• _PROBLEM DESCRIPTION_: Should the word "Stock" occur in a line of the records, copy that line.

DATA Block Start

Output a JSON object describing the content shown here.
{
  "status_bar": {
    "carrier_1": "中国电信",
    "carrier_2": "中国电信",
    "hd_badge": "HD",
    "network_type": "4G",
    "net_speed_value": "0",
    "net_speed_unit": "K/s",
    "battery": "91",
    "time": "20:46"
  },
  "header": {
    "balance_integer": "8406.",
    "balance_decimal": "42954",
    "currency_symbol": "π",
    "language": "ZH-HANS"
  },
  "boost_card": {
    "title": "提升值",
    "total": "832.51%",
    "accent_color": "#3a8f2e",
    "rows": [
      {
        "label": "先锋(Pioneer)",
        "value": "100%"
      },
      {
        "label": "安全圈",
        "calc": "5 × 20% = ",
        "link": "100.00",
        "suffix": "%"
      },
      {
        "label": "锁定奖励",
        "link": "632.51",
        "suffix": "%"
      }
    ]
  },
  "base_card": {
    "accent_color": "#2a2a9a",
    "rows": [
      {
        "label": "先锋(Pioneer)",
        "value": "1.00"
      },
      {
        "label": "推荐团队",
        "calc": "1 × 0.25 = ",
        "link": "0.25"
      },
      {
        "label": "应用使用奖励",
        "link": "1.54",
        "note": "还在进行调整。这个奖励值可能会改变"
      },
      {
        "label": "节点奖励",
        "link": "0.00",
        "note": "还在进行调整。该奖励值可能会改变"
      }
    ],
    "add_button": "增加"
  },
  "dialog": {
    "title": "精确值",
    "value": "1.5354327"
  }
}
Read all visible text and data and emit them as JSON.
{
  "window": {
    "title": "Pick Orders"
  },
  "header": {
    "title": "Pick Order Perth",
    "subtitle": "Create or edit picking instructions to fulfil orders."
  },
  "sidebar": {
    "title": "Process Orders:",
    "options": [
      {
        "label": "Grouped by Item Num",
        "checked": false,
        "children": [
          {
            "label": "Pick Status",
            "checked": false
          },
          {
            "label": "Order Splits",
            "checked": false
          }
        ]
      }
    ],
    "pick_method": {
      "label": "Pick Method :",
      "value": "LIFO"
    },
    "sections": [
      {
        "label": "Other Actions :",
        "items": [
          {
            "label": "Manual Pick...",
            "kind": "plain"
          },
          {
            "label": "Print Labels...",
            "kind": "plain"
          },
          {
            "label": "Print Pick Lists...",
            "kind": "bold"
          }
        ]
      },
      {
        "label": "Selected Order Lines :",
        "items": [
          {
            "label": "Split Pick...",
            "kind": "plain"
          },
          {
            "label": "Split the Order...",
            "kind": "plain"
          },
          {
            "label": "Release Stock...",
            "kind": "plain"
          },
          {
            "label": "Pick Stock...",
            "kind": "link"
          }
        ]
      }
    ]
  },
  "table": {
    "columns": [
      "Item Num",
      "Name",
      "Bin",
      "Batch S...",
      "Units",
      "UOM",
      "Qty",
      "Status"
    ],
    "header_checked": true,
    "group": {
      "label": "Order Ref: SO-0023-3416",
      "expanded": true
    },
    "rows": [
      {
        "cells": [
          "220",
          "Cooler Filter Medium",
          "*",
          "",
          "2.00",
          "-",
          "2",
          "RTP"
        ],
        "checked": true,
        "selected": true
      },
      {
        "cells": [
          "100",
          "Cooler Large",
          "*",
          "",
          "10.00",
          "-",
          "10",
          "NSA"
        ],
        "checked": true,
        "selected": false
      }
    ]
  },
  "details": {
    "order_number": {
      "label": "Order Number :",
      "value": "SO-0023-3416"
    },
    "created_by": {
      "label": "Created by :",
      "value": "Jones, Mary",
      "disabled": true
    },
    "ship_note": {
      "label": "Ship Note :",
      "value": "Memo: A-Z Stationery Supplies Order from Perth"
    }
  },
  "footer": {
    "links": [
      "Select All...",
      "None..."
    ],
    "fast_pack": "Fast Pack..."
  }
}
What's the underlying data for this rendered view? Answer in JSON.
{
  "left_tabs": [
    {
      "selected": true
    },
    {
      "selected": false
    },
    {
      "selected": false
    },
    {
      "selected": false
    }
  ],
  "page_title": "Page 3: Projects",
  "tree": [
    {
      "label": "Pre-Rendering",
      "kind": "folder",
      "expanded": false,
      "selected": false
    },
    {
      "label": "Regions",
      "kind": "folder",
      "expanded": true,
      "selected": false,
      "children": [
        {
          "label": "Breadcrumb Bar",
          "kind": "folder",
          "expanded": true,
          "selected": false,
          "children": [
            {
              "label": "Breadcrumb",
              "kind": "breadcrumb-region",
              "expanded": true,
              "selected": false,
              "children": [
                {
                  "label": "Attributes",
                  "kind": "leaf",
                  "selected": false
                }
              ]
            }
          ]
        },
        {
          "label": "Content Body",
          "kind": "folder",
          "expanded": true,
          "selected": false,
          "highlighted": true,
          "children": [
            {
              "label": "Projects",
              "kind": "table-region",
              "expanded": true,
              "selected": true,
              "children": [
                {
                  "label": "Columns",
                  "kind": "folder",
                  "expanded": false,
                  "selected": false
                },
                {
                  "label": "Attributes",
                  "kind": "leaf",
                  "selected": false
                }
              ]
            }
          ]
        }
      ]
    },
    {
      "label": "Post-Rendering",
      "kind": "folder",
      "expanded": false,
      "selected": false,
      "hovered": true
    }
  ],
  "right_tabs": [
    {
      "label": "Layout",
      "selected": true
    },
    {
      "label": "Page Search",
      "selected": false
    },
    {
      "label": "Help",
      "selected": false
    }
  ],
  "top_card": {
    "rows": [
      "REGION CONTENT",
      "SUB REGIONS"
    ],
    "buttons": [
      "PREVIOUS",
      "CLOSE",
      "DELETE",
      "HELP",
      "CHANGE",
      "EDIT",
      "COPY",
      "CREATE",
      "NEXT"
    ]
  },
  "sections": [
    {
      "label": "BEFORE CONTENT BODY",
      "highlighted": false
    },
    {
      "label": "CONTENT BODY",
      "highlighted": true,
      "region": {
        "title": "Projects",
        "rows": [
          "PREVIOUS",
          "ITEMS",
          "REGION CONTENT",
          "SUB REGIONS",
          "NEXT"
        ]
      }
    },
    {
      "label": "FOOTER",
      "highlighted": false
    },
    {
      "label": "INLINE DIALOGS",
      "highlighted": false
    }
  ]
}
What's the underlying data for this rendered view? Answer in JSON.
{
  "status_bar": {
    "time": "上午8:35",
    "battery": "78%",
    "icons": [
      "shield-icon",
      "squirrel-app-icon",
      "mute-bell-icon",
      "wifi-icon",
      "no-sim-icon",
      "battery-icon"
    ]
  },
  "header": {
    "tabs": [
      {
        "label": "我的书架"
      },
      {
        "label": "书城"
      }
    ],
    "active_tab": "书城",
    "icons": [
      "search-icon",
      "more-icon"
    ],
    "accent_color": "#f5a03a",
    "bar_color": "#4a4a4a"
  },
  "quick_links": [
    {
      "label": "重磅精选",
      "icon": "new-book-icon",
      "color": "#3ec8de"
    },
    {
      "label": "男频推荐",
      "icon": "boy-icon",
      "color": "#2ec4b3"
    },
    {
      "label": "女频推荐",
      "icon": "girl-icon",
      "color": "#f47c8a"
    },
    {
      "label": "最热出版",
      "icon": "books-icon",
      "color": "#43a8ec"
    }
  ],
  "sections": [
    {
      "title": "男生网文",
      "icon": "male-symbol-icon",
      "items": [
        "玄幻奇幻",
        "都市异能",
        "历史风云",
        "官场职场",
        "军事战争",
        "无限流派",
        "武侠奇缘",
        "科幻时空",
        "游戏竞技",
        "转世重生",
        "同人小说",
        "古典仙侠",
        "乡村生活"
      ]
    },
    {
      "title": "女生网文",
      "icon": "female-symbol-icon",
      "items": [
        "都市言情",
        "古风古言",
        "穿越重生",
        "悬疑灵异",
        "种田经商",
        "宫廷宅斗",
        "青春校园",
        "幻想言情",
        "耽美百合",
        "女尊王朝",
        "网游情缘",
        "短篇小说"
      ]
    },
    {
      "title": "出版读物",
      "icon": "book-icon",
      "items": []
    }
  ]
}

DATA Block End

• _COMPLETED EXERCISE_:
            "label": "Release Stock...",
            "label": "Pick Stock...",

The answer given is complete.